(Data records)
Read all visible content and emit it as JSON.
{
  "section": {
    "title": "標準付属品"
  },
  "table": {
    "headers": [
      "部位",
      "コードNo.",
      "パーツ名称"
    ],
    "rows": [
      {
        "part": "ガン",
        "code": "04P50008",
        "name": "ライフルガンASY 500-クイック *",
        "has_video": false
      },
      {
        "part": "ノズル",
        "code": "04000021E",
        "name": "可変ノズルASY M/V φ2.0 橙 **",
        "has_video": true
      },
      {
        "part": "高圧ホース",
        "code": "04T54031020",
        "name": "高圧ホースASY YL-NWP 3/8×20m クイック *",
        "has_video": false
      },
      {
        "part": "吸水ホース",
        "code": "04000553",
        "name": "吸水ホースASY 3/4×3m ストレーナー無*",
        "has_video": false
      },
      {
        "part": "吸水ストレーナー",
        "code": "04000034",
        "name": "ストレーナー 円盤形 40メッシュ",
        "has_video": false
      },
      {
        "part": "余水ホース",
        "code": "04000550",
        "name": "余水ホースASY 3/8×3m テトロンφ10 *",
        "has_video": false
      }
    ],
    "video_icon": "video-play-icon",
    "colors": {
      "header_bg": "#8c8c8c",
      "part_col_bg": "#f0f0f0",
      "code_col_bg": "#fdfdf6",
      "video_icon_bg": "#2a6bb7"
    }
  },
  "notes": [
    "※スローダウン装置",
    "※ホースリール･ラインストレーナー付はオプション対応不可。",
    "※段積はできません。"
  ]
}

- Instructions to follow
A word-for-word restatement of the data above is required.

- Exercise response
Read all visible content and emit it as JSON.
{
  "section": {
    "title": "標準付属品"
  },
  "table": {
    "headers": [
      "部位",
      "コードNo.",
      "パーツ名称"
    ],
    "rows": [
      {
        "part": "ガン",
        "code": "04P50008",
        "name": "ライフルガンASY 500-クイック *",
        "has_video": false
      },
      {
        "part": "ノズル",
        "code": "04000021E",
        "name": "可変ノズルASY M/V φ2.0 橙 **",
        "has_video": true
      },
      {
        "part": "高圧ホース",
        "code": "04T54031020",
        "name": "高圧ホースASY YL-NWP 3/8×20m クイック *",
        "has_video": false
      },
      {
        "part": "吸水ホース",
        "code": "04000553",
        "name": "吸水ホースASY 3/4×3m ストレーナー無*",
        "has_video": false
      },
      {
        "part": "吸水ストレーナー",
        "code": "04000034",
        "name": "ストレーナー 円盤形 40メッシュ",
        "has_video": false
      },
      {
        "part": "余水ホース",
        "code": "04000550",
        "name": "余水ホースASY 3/8×3m テトロンφ10 *",
        "has_video": false
      }
    ],
    "video_icon": "video-play-icon",
    "colors": {
      "header_bg": "#8c8c8c",
      "part_col_bg": "#f0f0f0",
      "code_col_bg": "#fdfdf6",
      "video_icon_bg": "#2a6bb7"
    }
  },
  "notes": [
    "※スローダウン装置",
    "※ホースリール･ラインストレーナー付はオプション対応不可。",
    "※段積はできません。"
  ]
}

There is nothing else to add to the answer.